UK – River Ouseburn Diverted as Part of £7 Million Newcastle Flood Scheme

The Environment Agency in England has announced that the River Ouseburn has been diverted as part of a major scheme to tackle flooding in Brunton Park, Newcastle.

Northumbrian Water and the Environment Agency began the £7 million joint flood reduction scheme in October 2014.

Paul Davison, Northumbrian Water’s project manager, said:

“We know that being flooded is a truly awful experience for our customers and reducing the risk of flooding to homes and businesses is our top priority.

“It is the first time that Northumbrian Water has worked on a scheme which has involved creating a section of new river channel so that the current channel can be used for storage. This is an innovative and creative solution which will enable us to manage surface water in the natural environment.”

The Brunton Park scheme will reduce the risk of flooding to more than 100 properties in Mitford Gardens, Princes Close, Fairway Close, Princes Road, Waterbury Road and Clayworth Road.

Environment Agency Flood Risk Manager for the North East, Phil Welton, said:

“Diverting the river channel further west into the golf course is a major part of this vital scheme to protect homes in Brunton Park, and turning the flow from the old channel to new marks a key moment.

“This project is a great example of how working in partnership brings integrated and sustainable solutions to life, achieving better outcomes for local residents and ensuring projects are delivered with better value for money.”

Work has involved installing 380 metres of new river channel to divert the flow of the Ouseburn from the estate, constructing 650 metres of flood defences (walls and earth embankment) using the current section of Ouseburn river channel and a new storage basin to drain and store more than seven million litres of surface water.

It’s also included installing two kilometres of new sewer pipe and a new storage tank, which will hold up to 450,000 litres of water.

The newly created river channel and storage basin, known as SuDS (sustainable urban drainage system), will also create additional water dependent habitat for wildlife, and a Kingfisher nest and perch will be installed.

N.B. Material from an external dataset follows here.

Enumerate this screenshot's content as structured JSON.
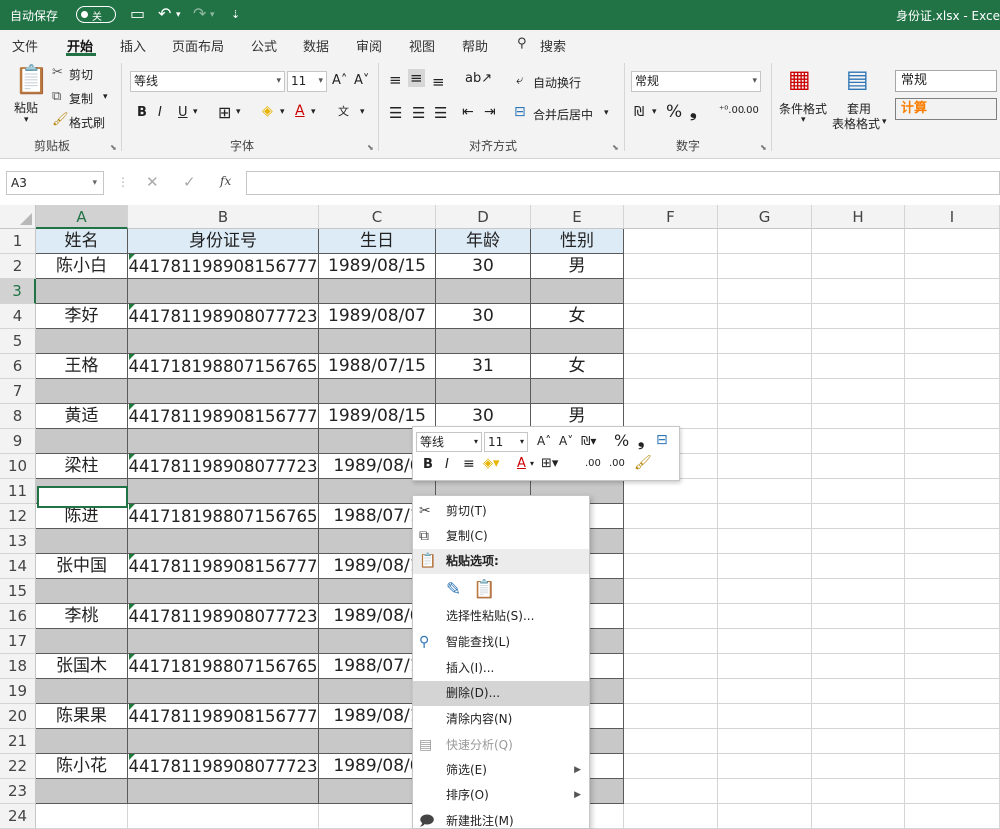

Remaining work, which will be completed in July, will involve completing the construction of the flood defence embankment and walls; diversion and construction of surface water outfalls which will discharge surface water from the sewer network into the SuDS basin; creation of the storage basin alongside the existing river channel and reinstatement and landscaping work.